Newsletter No. 9, September 2014

Milestone Ages in Superannuation

I, like most people, did not take an interest in superannuation until I was in my mid-thirties. It was only because the position I was occupying in the Tax Office at the time was made redundant.  The Superannuation area of the ATO created four new positions and I was one of the four people who applied for the positions.  So I guess superannuation wasn’t really that popular with anyone at the time.

In my first three months, I found superannuation law too confusing and I started planning ways to move out of the area. But being a person who always wants to do a good job at anything they do, I decided to take up studies on superannuation.  It was these studies that ignited my passion for superannuation.

Because of compulsory superannuation – the Superannuation Guarantee commenced in 1992 – your superannuation savings is normally your second largest asset after your residential home.  If you make yourself aware of the crucial “milestone” ages in superannuation, you can make superannuation work for you.

Here are some of those crucial superannuation milestone ages:

18:  This is when you can become a trustee of a self managed superannuation fund (SMSF).  It doesn’t mean that you cannot join one while you are under 18, you can – but you would have to appoint a legal personal representative, a guardian or your parent to act as a trustee on your behalf.

18 to 55:  Most of us during the age of 18 to 55 would be holding a job of some sort or even be self-employed.

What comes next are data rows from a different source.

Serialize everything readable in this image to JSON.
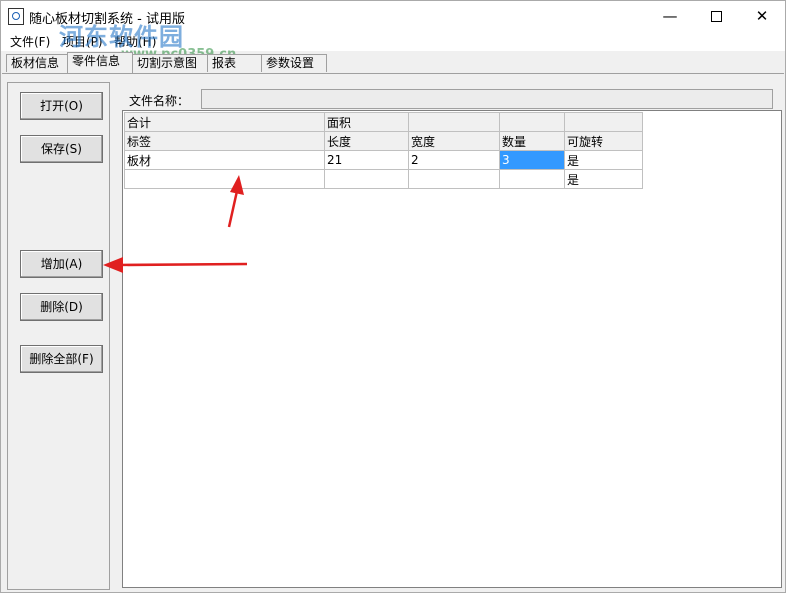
{
  "window": {
    "title": "随心板材切割系统 - 试用版",
    "controls": {
      "minimize": "—",
      "maximize": "",
      "close": "✕"
    }
  },
  "watermark": {
    "text": "河东软件园",
    "url": "www.pc0359.cn"
  },
  "menu": [
    "文件(F)",
    "项目(P)",
    "帮助(H)"
  ],
  "tabs": [
    {
      "label": "板材信息",
      "active": false
    },
    {
      "label": "零件信息",
      "active": true
    },
    {
      "label": "切割示意图",
      "active": false
    },
    {
      "label": "报表",
      "active": false
    },
    {
      "label": "参数设置",
      "active": false
    }
  ],
  "buttons": {
    "open": "打开(O)",
    "save": "保存(S)",
    "add": "增加(A)",
    "delete": "删除(D)",
    "delete_all": "删除全部(F)"
  },
  "file_name_label": "文件名称：",
  "file_name_value": "",
  "grid": {
    "summary_row": [
      "合计",
      "面积",
      "",
      "",
      ""
    ],
    "header_row": [
      "标签",
      "长度",
      "宽度",
      "数量",
      "可旋转"
    ],
    "rows": [
      [
        "板材",
        "21",
        "2",
        "3",
        "是"
      ],
      [
        "",
        "",
        "",
        "",
        "是"
      ]
    ]
  },
  "accent_colors": {
    "selection": "#3399ff",
    "annotation_arrow": "#e02020"
  }
}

My friend Noel Whittaker will tell you that it is better to start superannuation at a younger age so that you can take advantage of compound savings.  The sooner you save for your retirement, the longer you will have to accumulate wealth in your SMSF.  Some low income earners may be able to take advantage of the Government’s low income superannuation contribution tax offset of $500 and the superannuation co-contribution of $500 that is available to them just by making concessional and non-concessional contributions into their SMSF.

55:  Once you reach your preservation age, which is normally age 55 for anyone born before 1 July 1960, you can start a transition to retirement pension from your SMSF.  This gives your SMSF a tax exemption from any earnings generated from investments that are supporting your pension.  Where else can you get a 100% tax exemption from investment earnings?

65:  Once you are over the age of 65, you will need to be working at least 40 hours in a period of not more than 30 consecutive days to make contributions into an SMSF. So make sure you accumulate your wealth before this date, especially if you are intending not to work beyond 65. You can also no longer take advantage of the two year bring forward rule for non-concessional contributions.

70:  You can no longer make contributions for your spouse, once your spouse is aged 70 or over.

75:  Once you are aged 75 or over, you can no longer make personal contributions into your SMSF. You can also no longer take advantage of a re-contributions strategy to leave more tax-free money to your children.

It pays to have some awareness of these superannuation milestones. Time flies and our birthdays are upon us before we know it. Don’t miss out on opportunities to save for your retirement just because you haven’t paid attention to your crucial milestone ages.

Disclaimer

Monica Rule worked for the ATO for 28 years and is a Self-Managed Superannuation Specialist Advisor. Monica is the author of “The Self Managed Super Handbook – Superannuation Law for Self Managed Superannuation Funds in plain English” www.monicarule.com.au. Her advice is general in nature and you should seek advice that relates to your specific circumstances before making any decisions.